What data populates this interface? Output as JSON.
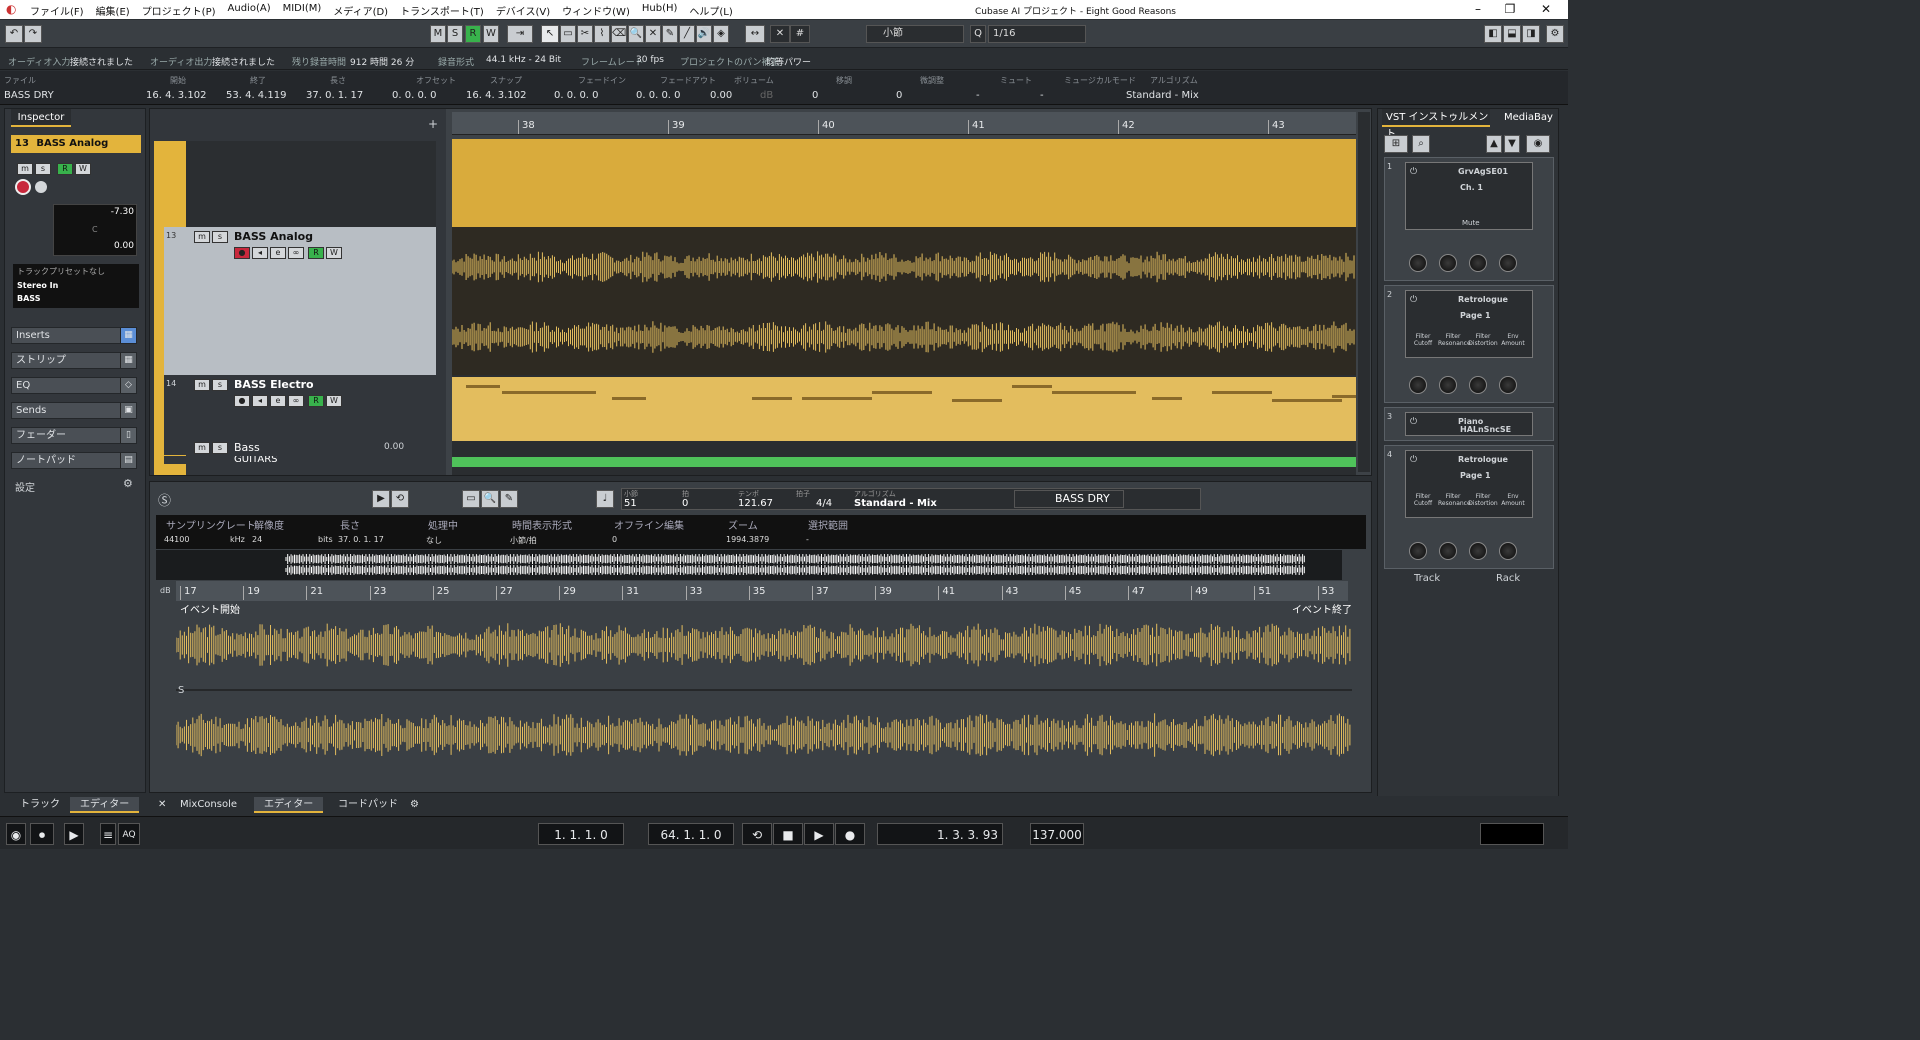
{
  "titlebar": {
    "menus": [
      "ファイル(F)",
      "編集(E)",
      "プロジェクト(P)",
      "Audio(A)",
      "MIDI(M)",
      "メディア(D)",
      "トランスポート(T)",
      "デバイス(V)",
      "ウィンドウ(W)",
      "Hub(H)",
      "ヘルプ(L)"
    ],
    "title": "Cubase AI プロジェクト - Eight Good Reasons"
  },
  "toolbar": {
    "m": "M",
    "s": "S",
    "r": "R",
    "w": "W",
    "grid": "小節",
    "q": "Q",
    "quantize": "1/16"
  },
  "status": {
    "audio_in_label": "オーディオ入力",
    "audio_in": "接続されました",
    "audio_out_label": "オーディオ出力",
    "audio_out": "接続されました",
    "rec_time_label": "残り録音時間",
    "rec_time": "912 時間 26 分",
    "rec_fmt_label": "録音形式",
    "rec_fmt": "44.1 kHz - 24 Bit",
    "fps_label": "フレームレート",
    "fps": "30 fps",
    "pan_label": "プロジェクトのパン補正",
    "pan": "均等パワー"
  },
  "infoline": {
    "file_label": "ファイル",
    "file": "BASS DRY",
    "cols": [
      {
        "l": "開始",
        "v": "16. 4. 3.102"
      },
      {
        "l": "終了",
        "v": "53. 4. 4.119"
      },
      {
        "l": "長さ",
        "v": "37. 0. 1. 17"
      },
      {
        "l": "オフセット",
        "v": "0. 0. 0. 0"
      },
      {
        "l": "スナップ",
        "v": "16. 4. 3.102"
      },
      {
        "l": "フェードイン",
        "v": "0. 0. 0. 0"
      },
      {
        "l": "フェードアウト",
        "v": "0. 0. 0. 0"
      },
      {
        "l": "ボリューム",
        "v": "0.00"
      },
      {
        "l": "移調",
        "v": "0"
      },
      {
        "l": "微調整",
        "v": "0"
      },
      {
        "l": "ミュート",
        "v": "-"
      },
      {
        "l": "ミュージカルモード",
        "v": "-"
      },
      {
        "l": "アルゴリズム",
        "v": "Standard - Mix"
      }
    ],
    "db": "dB"
  },
  "inspector": {
    "tab": "Inspector",
    "track_num": "13",
    "track_name": "BASS Analog",
    "vol": "-7.30",
    "pan": "C",
    "delay": "0.00",
    "preset": "トラックプリセットなし",
    "input": "Stereo In",
    "output": "BASS",
    "sections": [
      "Inserts",
      "ストリップ",
      "EQ",
      "Sends",
      "フェーダー",
      "ノートパッド"
    ],
    "settings": "設定"
  },
  "tracks": [
    {
      "num": "13",
      "name": "BASS Analog"
    },
    {
      "num": "14",
      "name": "BASS Electro"
    },
    {
      "num": "",
      "name": "Bass",
      "val": "0.00"
    },
    {
      "num": "",
      "name": "GUITARS"
    }
  ],
  "ruler": [
    "38",
    "39",
    "40",
    "41",
    "42",
    "43"
  ],
  "editor": {
    "bar": "51",
    "beat": "0",
    "tempo": "121.67",
    "sig": "4/4",
    "tempo_label": "テンポ",
    "sig_label": "拍子",
    "bar_label": "小節",
    "beat_label": "拍",
    "algo_label": "アルゴリズム",
    "algo": "Standard - Mix",
    "clip": "BASS DRY",
    "info": [
      {
        "l": "サンプリングレート",
        "v": "44100",
        "u": "kHz"
      },
      {
        "l": "解像度",
        "v": "24",
        "u": "bits"
      },
      {
        "l": "長さ",
        "v": "37. 0. 1. 17"
      },
      {
        "l": "処理中",
        "v": "なし"
      },
      {
        "l": "時間表示形式",
        "v": "小節/拍"
      },
      {
        "l": "オフライン編集",
        "v": "0"
      },
      {
        "l": "ズーム",
        "v": "1994.3879"
      },
      {
        "l": "選択範囲",
        "v": "-"
      }
    ],
    "ruler": [
      "17",
      "19",
      "21",
      "23",
      "25",
      "27",
      "29",
      "31",
      "33",
      "35",
      "37",
      "39",
      "41",
      "43",
      "45",
      "47",
      "49",
      "51",
      "53"
    ],
    "event_start": "イベント開始",
    "event_end": "イベント終了",
    "db": "dB",
    "s": "S"
  },
  "right": {
    "tab1": "VST インストゥルメント",
    "tab2": "MediaBay",
    "slots": [
      {
        "n": "1",
        "name": "GrvAgSE01",
        "sub": "Ch. 1",
        "extra": "Mute"
      },
      {
        "n": "2",
        "name": "Retrologue",
        "sub": "Page 1",
        "labels": [
          "Filter Cutoff",
          "Filter Resonance",
          "Filter Distortion",
          "Env Amount"
        ]
      },
      {
        "n": "3",
        "name": "Piano",
        "sub": "HALnSncSE"
      },
      {
        "n": "4",
        "name": "Retrologue",
        "sub": "Page 1",
        "labels": [
          "Filter Cutoff",
          "Filter Resonance",
          "Filter Distortion",
          "Env Amount"
        ]
      }
    ],
    "track": "Track",
    "rack": "Rack"
  },
  "bottomtabs": [
    "トラック",
    "エディター",
    "MixConsole",
    "エディター",
    "コードパッド"
  ],
  "transport": {
    "left": "1. 1. 1. 0",
    "right": "64. 1. 1. 0",
    "pos": "1. 3. 3. 93",
    "tempo": "137.000",
    "aq": "AQ"
  }
}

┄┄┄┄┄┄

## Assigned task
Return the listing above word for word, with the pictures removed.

## Written answer
What data populates this interface? Output as JSON.
{
  "titlebar": {
    "menus": [
      "ファイル(F)",
      "編集(E)",
      "プロジェクト(P)",
      "Audio(A)",
      "MIDI(M)",
      "メディア(D)",
      "トランスポート(T)",
      "デバイス(V)",
      "ウィンドウ(W)",
      "Hub(H)",
      "ヘルプ(L)"
    ],
    "title": "Cubase AI プロジェクト - Eight Good Reasons"
  },
  "toolbar": {
    "m": "M",
    "s": "S",
    "r": "R",
    "w": "W",
    "grid": "小節",
    "q": "Q",
    "quantize": "1/16"
  },
  "status": {
    "audio_in_label": "オーディオ入力",
    "audio_in": "接続されました",
    "audio_out_label": "オーディオ出力",
    "audio_out": "接続されました",
    "rec_time_label": "残り録音時間",
    "rec_time": "912 時間 26 分",
    "rec_fmt_label": "録音形式",
    "rec_fmt": "44.1 kHz - 24 Bit",
    "fps_label": "フレームレート",
    "fps": "30 fps",
    "pan_label": "プロジェクトのパン補正",
    "pan": "均等パワー"
  },
  "infoline": {
    "file_label": "ファイル",
    "file": "BASS DRY",
    "cols": [
      {
        "l": "開始",
        "v": "16. 4. 3.102"
      },
      {
        "l": "終了",
        "v": "53. 4. 4.119"
      },
      {
        "l": "長さ",
        "v": "37. 0. 1. 17"
      },
      {
        "l": "オフセット",
        "v": "0. 0. 0. 0"
      },
      {
        "l": "スナップ",
        "v": "16. 4. 3.102"
      },
      {
        "l": "フェードイン",
        "v": "0. 0. 0. 0"
      },
      {
        "l": "フェードアウト",
        "v": "0. 0. 0. 0"
      },
      {
        "l": "ボリューム",
        "v": "0.00"
      },
      {
        "l": "移調",
        "v": "0"
      },
      {
        "l": "微調整",
        "v": "0"
      },
      {
        "l": "ミュート",
        "v": "-"
      },
      {
        "l": "ミュージカルモード",
        "v": "-"
      },
      {
        "l": "アルゴリズム",
        "v": "Standard - Mix"
      }
    ],
    "db": "dB"
  },
  "inspector": {
    "tab": "Inspector",
    "track_num": "13",
    "track_name": "BASS Analog",
    "vol": "-7.30",
    "pan": "C",
    "delay": "0.00",
    "preset": "トラックプリセットなし",
    "input": "Stereo In",
    "output": "BASS",
    "sections": [
      "Inserts",
      "ストリップ",
      "EQ",
      "Sends",
      "フェーダー",
      "ノートパッド"
    ],
    "settings": "設定"
  },
  "tracks": [
    {
      "num": "13",
      "name": "BASS Analog"
    },
    {
      "num": "14",
      "name": "BASS Electro"
    },
    {
      "num": "",
      "name": "Bass",
      "val": "0.00"
    },
    {
      "num": "",
      "name": "GUITARS"
    }
  ],
  "ruler": [
    "38",
    "39",
    "40",
    "41",
    "42",
    "43"
  ],
  "editor": {
    "bar": "51",
    "beat": "0",
    "tempo": "121.67",
    "sig": "4/4",
    "tempo_label": "テンポ",
    "sig_label": "拍子",
    "bar_label": "小節",
    "beat_label": "拍",
    "algo_label": "アルゴリズム",
    "algo": "Standard - Mix",
    "clip": "BASS DRY",
    "info": [
      {
        "l": "サンプリングレート",
        "v": "44100",
        "u": "kHz"
      },
      {
        "l": "解像度",
        "v": "24",
        "u": "bits"
      },
      {
        "l": "長さ",
        "v": "37. 0. 1. 17"
      },
      {
        "l": "処理中",
        "v": "なし"
      },
      {
        "l": "時間表示形式",
        "v": "小節/拍"
      },
      {
        "l": "オフライン編集",
        "v": "0"
      },
      {
        "l": "ズーム",
        "v": "1994.3879"
      },
      {
        "l": "選択範囲",
        "v": "-"
      }
    ],
    "ruler": [
      "17",
      "19",
      "21",
      "23",
      "25",
      "27",
      "29",
      "31",
      "33",
      "35",
      "37",
      "39",
      "41",
      "43",
      "45",
      "47",
      "49",
      "51",
      "53"
    ],
    "event_start": "イベント開始",
    "event_end": "イベント終了",
    "db": "dB",
    "s": "S"
  },
  "right": {
    "tab1": "VST インストゥルメント",
    "tab2": "MediaBay",
    "slots": [
      {
        "n": "1",
        "name": "GrvAgSE01",
        "sub": "Ch. 1",
        "extra": "Mute"
      },
      {
        "n": "2",
        "name": "Retrologue",
        "sub": "Page 1",
        "labels": [
          "Filter Cutoff",
          "Filter Resonance",
          "Filter Distortion",
          "Env Amount"
        ]
      },
      {
        "n": "3",
        "name": "Piano",
        "sub": "HALnSncSE"
      },
      {
        "n": "4",
        "name": "Retrologue",
        "sub": "Page 1",
        "labels": [
          "Filter Cutoff",
          "Filter Resonance",
          "Filter Distortion",
          "Env Amount"
        ]
      }
    ],
    "track": "Track",
    "rack": "Rack"
  },
  "bottomtabs": [
    "トラック",
    "エディター",
    "MixConsole",
    "エディター",
    "コードパッド"
  ],
  "transport": {
    "left": "1. 1. 1. 0",
    "right": "64. 1. 1. 0",
    "pos": "1. 3. 3. 93",
    "tempo": "137.000",
    "aq": "AQ"
  }
}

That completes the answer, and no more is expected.